Although bootstrapping can be unglamourous but it is good path to build real business, with positive bottom line and profits coming in steadily. In this era of easy access to capital, bootstrapping will perhaps be the last resort for founders as it is laden with risks and growth will be much more measured.
But having bootstrapped an online business successfully, I must say that this is perhaps the best route to build a business. One becomes laser focussed on solving real problems through innovative solutions. When there is not enough money in the bank balance, your mind works over time and stretches you to think of “out of the box” solutions to problems. And this helps in the long term!
So here are the 5 lessons that I learnt after bootstrapping an online business.
1. Invest Heavily with First few People
So our first few hires were 4 college pass-outs with no prior work experience at all. We hired them for their potential and believed that if they are groomed well, their lack of experience will be taken care by their enthusiasm to learn and perform. And Boy! Weren’t we proven right? These rookies are still with us and are heading individual verticals now.
Quite a lot of times, we wonder –
“What worked with them (so well)?”
And the only possible answer we can come up is that we invested a lot of time with them. We gave them the room to experiment, make mistakes, fall on their face and then rise up again. We invested a lot of our personal time with them by sharing our vision of the company, developing data driven culture and not afraid to make mistakes. And it is because of this, the same culture has rubbed on to other people.

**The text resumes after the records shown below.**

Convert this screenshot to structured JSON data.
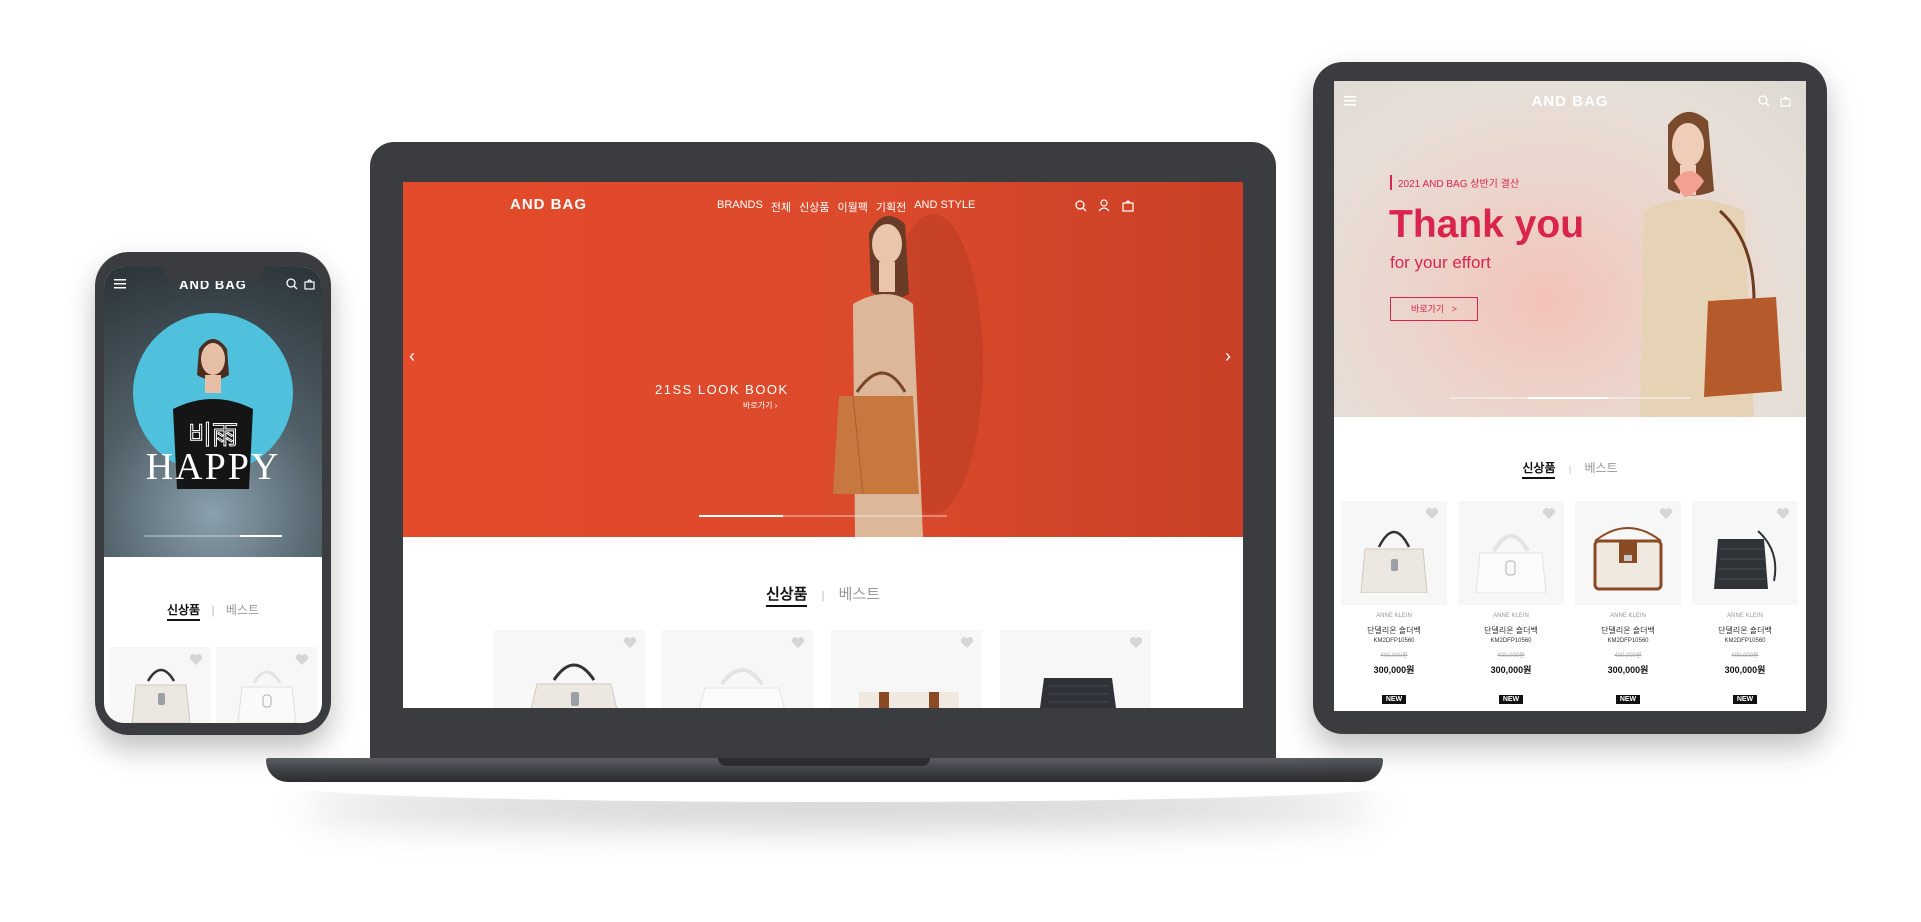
{
  "brand": "AND BAG",
  "colors": {
    "laptop_hero_bg": "#d64a2c",
    "tablet_accent": "#d9254d",
    "device_frame": "#3a3c40",
    "mobile_hero_circle": "#4fc1dc"
  },
  "laptop": {
    "nav": [
      "BRANDS",
      "전체",
      "신상품",
      "이월팩",
      "기획전",
      "AND STYLE"
    ],
    "hero": {
      "title": "21SS LOOK BOOK",
      "link": "바로가기 ›"
    },
    "tabs": {
      "active": "신상품",
      "separator": "|",
      "inactive": "베스트"
    },
    "icons": [
      "search-icon",
      "user-icon",
      "bag-icon"
    ],
    "arrows": {
      "prev": "‹",
      "next": "›"
    }
  },
  "tablet": {
    "hero": {
      "eyebrow": "2021 AND BAG 상반기 결산",
      "title": "Thank you",
      "subtitle": "for your effort",
      "button": "바로가기   >"
    },
    "tabs": {
      "active": "신상품",
      "separator": "|",
      "inactive": "베스트"
    },
    "products": [
      {
        "brand": "ANNE KLEIN",
        "name": "단델리온 숄더백",
        "code": "KM2DFP10560",
        "original_price": "400,000원",
        "price": "300,000원",
        "tag": "NEW"
      },
      {
        "brand": "ANNE KLEIN",
        "name": "단델리온 숄더백",
        "code": "KM2DFP10560",
        "original_price": "400,000원",
        "price": "300,000원",
        "tag": "NEW"
      },
      {
        "brand": "ANNE KLEIN",
        "name": "단델리온 숄더백",
        "code": "KM2DFP10560",
        "original_price": "400,000원",
        "price": "300,000원",
        "tag": "NEW"
      },
      {
        "brand": "ANNE KLEIN",
        "name": "단델리온 숄더백",
        "code": "KM2DFP10560",
        "original_price": "400,000원",
        "price": "300,000원",
        "tag": "NEW"
      }
    ]
  },
  "mobile": {
    "hero": {
      "kr_text": "비雨",
      "title": "HAPPY"
    },
    "tabs": {
      "active": "신상품",
      "separator": "|",
      "inactive": "베스트"
    }
  }
}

Another thing that we learnt during this process was that money is not the biggest motivator for young people. For them, the recognition and the sense of achievement is. So empower them to do more and they will surprise you.
So the biggest learning has been that your people is your business and if you take care of them, they will take care of the actual business.
2. MVP Really Helps
Though MVP is not a new concept and all of the entrepreneurs would have read about it in Eric Ries book The Lean Start-Up but to put it into the action and see it perform is totally different thing.
All of us are product and tech guys so it was very natural of us to get carried away by building the entire product and then start the business but then common sense prevailed.
We realized that the only customer flow required to start the business was this –
Order Form For the Customer → Payment Mechanism
Rest everything could be managed manually offline. If we were able to test this flow and run it profitably, then we would be good. And so we did! We built our entire product around customer first and then added on all those frills that helped us to carry out backend operations smoothly with lower cost.
3. Always Account for Administrative Costs
Another thing that we learnt (the hard way) was the concept of administrative cost. So here is what we learnt –
True Cost of An Employee = Actual Salary * 1.25
Yep! That’s correct. In most situations, the cost of a person to the company would be 125% of the salary of that guy. And the worst part is that this 25% more will not be visible to anyone but only the founder. And it would pain if the entire business plan has not factored in this 25%. You might be wondering what constitutes this 25%. So here is the list of top expense items –
- Daily Refreshments – This was the biggest chunk of administrative costs. Now we could have reduced it but that would hampered the motivation so we decided to factor it in.
- Capital Assets like machines, UPS, etc.
- Salary of Office Guy
- Cost of Services like call answering service, bookkeeping service, etc.
There are other items as well but these constitute the biggest chunk. And these are actual cash outflow items. I am not even factoring the productivity loss due to chit chat.
Therefore after first few months, we decided to factor in these expenses in the financial plan only and make peace with it.
4. Avoid Raising Capital
Yes! You’ve read it right! Avoid raising capital as long as possible. And I could say that now after running the business profitably for more than a year.
Raising the capital early in the journey results in 2 things –
- Dilution of equity stake at much lower valuation thereby not leaving much with you along the way.
- Capital replacing your ‘efforts to come up with innovation solutions’
Now both these things will result in suboptimal outcome for the startup. Therefore until and unless the capital is required to keep your startup alive, don’t raise the capital.
5. Create an Inner Circle
Last but not the least, create a group of circle with whom you can share your joys, apprehensions and problems. Entrepreneurship is a lonely affair fraught with risks and huge mood swings therefore you would need a mentor, a friend, relative, spouse or parents to talk to.
Whenever we had a good day in business (sales wise), I would be on cloud 9 and would talk about rapid expansion as if everything is just right there. But on the other hand if we had a terrible day then I would be so depressed as if there is no tomorrow and our business would wound up next day.
And when we are bootstrapping it with our hard earned savings, variance of these emotions are even higher. Therefore it is almost a necessity to have an inner circle with whom you can speak your mind freely without being judged. It will take a lot of burden off your shoulder.
Do you have more things to add to the list? If yes, please do let me know in the comments below.